Cigarette companies are now forced to put pictures of diseased organs on the box of cigarettes so as to warn the public of their unhealthy and dangerous aftermath and hopefully thwart as many Americans smoking as possible, a much different form of advertising than an advertisement for Paul Mall cigarettes depicting cigarettes to “Guard against throat-scratch. ” When children are exposed to such stimulation of such appealing products, According to Lou Cooper, they have the influence over their parents to utilize close to “1. 88 trillion dollars”, which of course makes children a hefty target, but at what cost? Cooper 24). Advertisers use many forms of marketing to charm children. Phrases and slogans are one example. Many types of food have a phrase associated with them. Commercials use phrases and slogans to embed their product into an audience’s memory. By the time the commercial ends the line and product are stuck in a person’s mind. By targeting children, whole families are then targeted. Competition sparks the creation of phrases and slogans so as to imprint that brand into the minds of consumers. If one company can create a phrase that everyone will know and remember, they are one step ahead of their competition.

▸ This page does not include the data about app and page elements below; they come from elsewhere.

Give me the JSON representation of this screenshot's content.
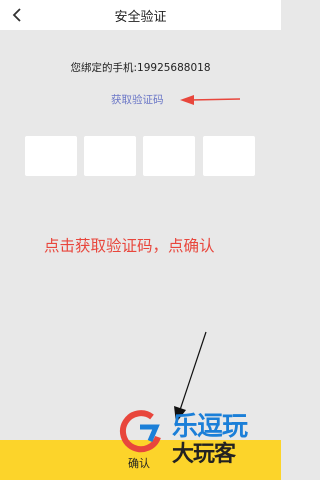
{
  "header": {
    "back_icon": "chevron-left-icon",
    "title": "安全验证"
  },
  "verification": {
    "phone_text": "您绑定的手机:19925688018",
    "get_code_label": "获取验证码",
    "code_box_count": 4
  },
  "annotation": {
    "instruction": "点击获取验证码，点确认",
    "arrow_color": "#e8463c"
  },
  "footer": {
    "confirm_label": "确认",
    "button_color": "#fcd42a"
  },
  "watermark": {
    "text_line1": "乐逗玩",
    "text_line2": "大玩客"
  }
}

Characters are also a way used to target children. Making characters has been the way in which many companies capture the attention of children everywhere. When a child sees commercials on television, the characters are instantly installed in their brain. Prominent figures also bring forth an ethical appeal for children; for example, in Lucky Strike advertisement, Santa Claus is shown with his bag of toys in one hand and a cigarette in the other. When the child witnesses such extreme behavior from the ones they hold dear, they want to be just like the people they admire.

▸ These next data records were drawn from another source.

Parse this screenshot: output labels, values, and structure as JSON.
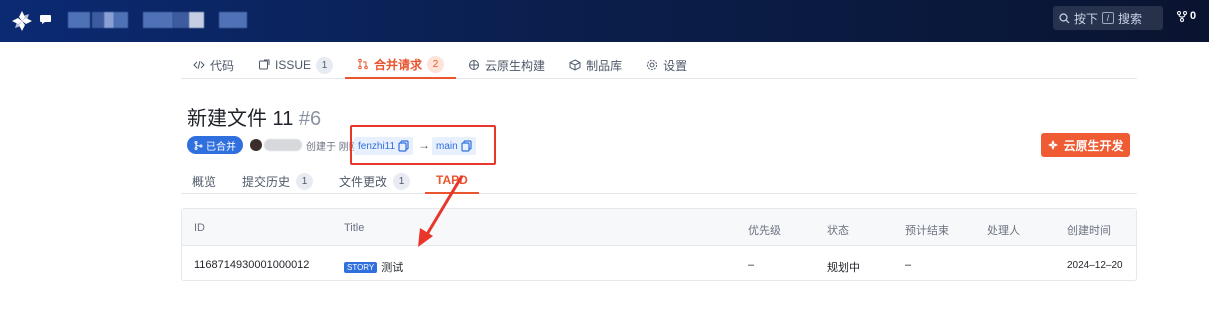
{
  "topbar": {
    "search_label": "按下",
    "search_key": "/",
    "search_action": "搜索",
    "fork_count": "0"
  },
  "repo_nav": [
    {
      "icon": "code-icon",
      "label": "代码",
      "badge": ""
    },
    {
      "icon": "issue-icon",
      "label": "ISSUE",
      "badge": "1"
    },
    {
      "icon": "pull-request-icon",
      "label": "合并请求",
      "badge": "2",
      "active": true
    },
    {
      "icon": "cloud-build-icon",
      "label": "云原生构建",
      "badge": ""
    },
    {
      "icon": "package-icon",
      "label": "制品库",
      "badge": ""
    },
    {
      "icon": "settings-icon",
      "label": "设置",
      "badge": ""
    }
  ],
  "pr": {
    "title": "新建文件 11",
    "number": "#6",
    "status": "已合并",
    "created_text": "创建于 刚刚",
    "source_branch": "fenzhi11",
    "arrow": "→",
    "target_branch": "main",
    "cloud_dev_button": "云原生开发"
  },
  "subtabs": [
    {
      "label": "概览",
      "badge": ""
    },
    {
      "label": "提交历史",
      "badge": "1"
    },
    {
      "label": "文件更改",
      "badge": "1"
    },
    {
      "label": "TAPD",
      "badge": "",
      "active": true
    }
  ],
  "table": {
    "columns": [
      "ID",
      "Title",
      "优先级",
      "状态",
      "预计结束",
      "处理人",
      "创建时间"
    ],
    "rows": [
      {
        "id": "1168714930001000012",
        "tag": "STORY",
        "title": "测试",
        "priority": "–",
        "status": "规划中",
        "due": "–",
        "assignee": "",
        "created": "2024–12–20"
      }
    ]
  },
  "colors": {
    "accent": "#e8552f",
    "merged": "#2f6fde",
    "annotation": "#e8362a"
  }
}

Therefore, children are more likely to buy a product used by their favorite celebrity or character. Toys are another way in which companies target children. Companies give toys to children sometimes relating to their product to endorse their item and entice the recipient to the merchandise. The hope some companies have is that the child will associate their brand with a reward such as a toy and want it more because of the attraction. For example, cereal companies are famous for toy advertisements. If they put toys in the boxes of cereal, children are more likely to want the box with a toy in it.
Pleasing children is a main concern for all big companies. In closing, advertising to children isn’t the best idea when you want to keep the youth of our country safe, healthy, and uncorrupt so as to brighten our future as a nation. The products of some endorsements are mainly those that need to be feared. However, when a child is just as innocent as watching their favorite television show, parents and the children themselves shouldn’t need to worry about what kind of commercials pop-up that try to entice them with that happy meal and those toys.

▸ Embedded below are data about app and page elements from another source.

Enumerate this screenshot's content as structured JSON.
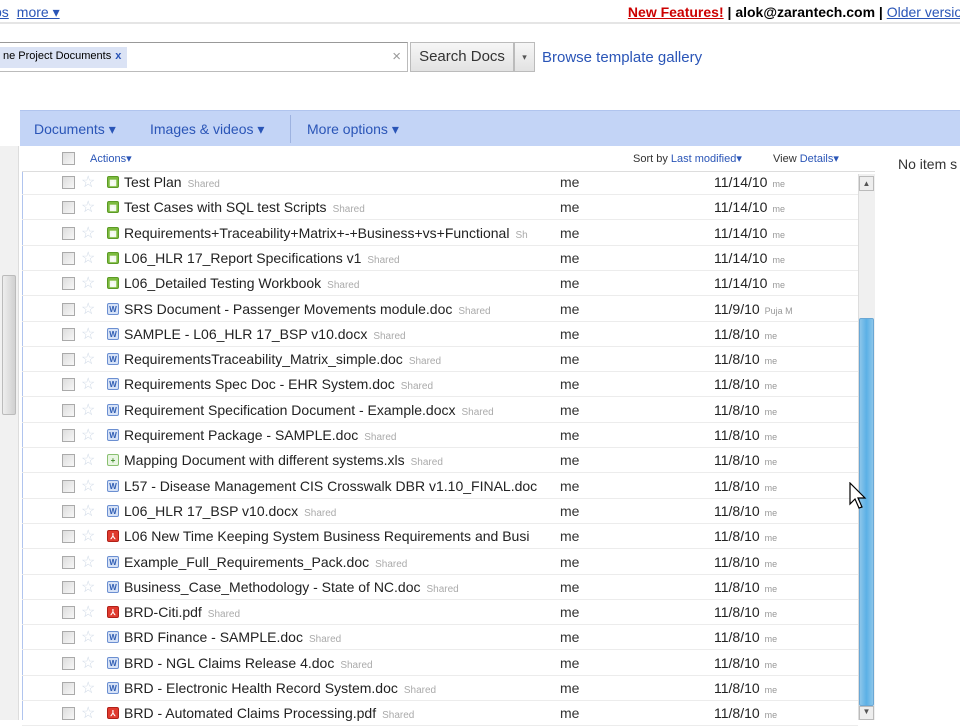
{
  "topbar": {
    "left_links": [
      "ps",
      "more ▾"
    ],
    "new_features": "New Features!",
    "sep1": " | ",
    "user": "alok@zarantech.com",
    "sep2": " | ",
    "older_version": "Older version"
  },
  "search": {
    "chip_label": "ne Project Documents",
    "chip_close": "x",
    "clear": "×",
    "button": "Search Docs",
    "dropdown": "▾",
    "browse": "Browse template gallery"
  },
  "toolbar": {
    "documents": "Documents ▾",
    "images": "Images & videos ▾",
    "more": "More options ▾"
  },
  "list_header": {
    "actions": "Actions▾",
    "sort_prefix": "Sort by ",
    "sort_value": "Last modified▾",
    "view_prefix": "View ",
    "view_value": "Details▾"
  },
  "right_panel": {
    "text": "No item s"
  },
  "rows": [
    {
      "type": "sheet",
      "name": "Test Plan",
      "shared": "Shared",
      "owner": "me",
      "date": "11/14/10",
      "by": "me"
    },
    {
      "type": "sheet",
      "name": "Test Cases with SQL test Scripts",
      "shared": "Shared",
      "owner": "me",
      "date": "11/14/10",
      "by": "me"
    },
    {
      "type": "sheet",
      "name": "Requirements+Traceability+Matrix+-+Business+vs+Functional",
      "shared": "Sh",
      "owner": "me",
      "date": "11/14/10",
      "by": "me"
    },
    {
      "type": "sheet",
      "name": "L06_HLR 17_Report Specifications v1",
      "shared": "Shared",
      "owner": "me",
      "date": "11/14/10",
      "by": "me"
    },
    {
      "type": "sheet",
      "name": "L06_Detailed Testing Workbook",
      "shared": "Shared",
      "owner": "me",
      "date": "11/14/10",
      "by": "me"
    },
    {
      "type": "doc",
      "name": "SRS Document - Passenger Movements module.doc",
      "shared": "Shared",
      "owner": "me",
      "date": "11/9/10",
      "by": "Puja M"
    },
    {
      "type": "doc",
      "name": "SAMPLE - L06_HLR 17_BSP v10.docx",
      "shared": "Shared",
      "owner": "me",
      "date": "11/8/10",
      "by": "me"
    },
    {
      "type": "doc",
      "name": "RequirementsTraceability_Matrix_simple.doc",
      "shared": "Shared",
      "owner": "me",
      "date": "11/8/10",
      "by": "me"
    },
    {
      "type": "doc",
      "name": "Requirements Spec Doc - EHR System.doc",
      "shared": "Shared",
      "owner": "me",
      "date": "11/8/10",
      "by": "me"
    },
    {
      "type": "doc",
      "name": "Requirement Specification Document - Example.docx",
      "shared": "Shared",
      "owner": "me",
      "date": "11/8/10",
      "by": "me"
    },
    {
      "type": "doc",
      "name": "Requirement Package - SAMPLE.doc",
      "shared": "Shared",
      "owner": "me",
      "date": "11/8/10",
      "by": "me"
    },
    {
      "type": "xls",
      "name": "Mapping Document with different systems.xls",
      "shared": "Shared",
      "owner": "me",
      "date": "11/8/10",
      "by": "me"
    },
    {
      "type": "doc",
      "name": "L57 - Disease Management CIS Crosswalk DBR v1.10_FINAL.doc",
      "shared": "",
      "owner": "me",
      "date": "11/8/10",
      "by": "me"
    },
    {
      "type": "doc",
      "name": "L06_HLR 17_BSP v10.docx",
      "shared": "Shared",
      "owner": "me",
      "date": "11/8/10",
      "by": "me"
    },
    {
      "type": "pdf",
      "name": "L06 New Time Keeping System Business Requirements and Busi",
      "shared": "",
      "owner": "me",
      "date": "11/8/10",
      "by": "me"
    },
    {
      "type": "doc",
      "name": "Example_Full_Requirements_Pack.doc",
      "shared": "Shared",
      "owner": "me",
      "date": "11/8/10",
      "by": "me"
    },
    {
      "type": "doc",
      "name": "Business_Case_Methodology - State of NC.doc",
      "shared": "Shared",
      "owner": "me",
      "date": "11/8/10",
      "by": "me"
    },
    {
      "type": "pdf",
      "name": "BRD-Citi.pdf",
      "shared": "Shared",
      "owner": "me",
      "date": "11/8/10",
      "by": "me"
    },
    {
      "type": "doc",
      "name": "BRD Finance - SAMPLE.doc",
      "shared": "Shared",
      "owner": "me",
      "date": "11/8/10",
      "by": "me"
    },
    {
      "type": "doc",
      "name": "BRD - NGL Claims Release 4.doc",
      "shared": "Shared",
      "owner": "me",
      "date": "11/8/10",
      "by": "me"
    },
    {
      "type": "doc",
      "name": "BRD - Electronic Health Record System.doc",
      "shared": "Shared",
      "owner": "me",
      "date": "11/8/10",
      "by": "me"
    },
    {
      "type": "pdf",
      "name": "BRD - Automated Claims Processing.pdf",
      "shared": "Shared",
      "owner": "me",
      "date": "11/8/10",
      "by": "me"
    }
  ],
  "scroll": {
    "position_fraction": 0.28,
    "visible_fraction": 0.72
  }
}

Children deserve every right to enjoy their time of being care-free and trusting. Childhood is a time for joyful bliss and innocence, not corruption. Works Cited Cooper, Lou. “Brand Loyalty Starts from a Very Early Age. ” EBSCO Publishing Service Selection Page. Marketing Week, 10 June 2010. Web. 02 Nov. 2010 ;http:web. ebscohost. com/src/pdf? vid=3;hid=104;[email protected];. “The United States Bill of Rights. ” National Archives and Records Administration. U. S. National Archives ; Records Administration.
Web. 02. Nov. 2011. ;http://www. archives. gov/exhibits/characters/print_friendly. html? page=bill_of_rights_transcript_content. html;. Schlosser, Eric. Fast Food Nation: the Dark Side of the All-American Meal. New York, NY: Harper Perennial, 2005. Print. Supersize Me: a Film of Epic Proportions . Hart Sharp Video, 2004. “Santa Smokes Lucky Strikes! ” Quit Smoking Painlessly Now! Web. 02 Nov. 2010. ;http://www. quitsmokingpainlesslynow. com/cigarette-advertising/santa-smoking-lucky-strikes/;.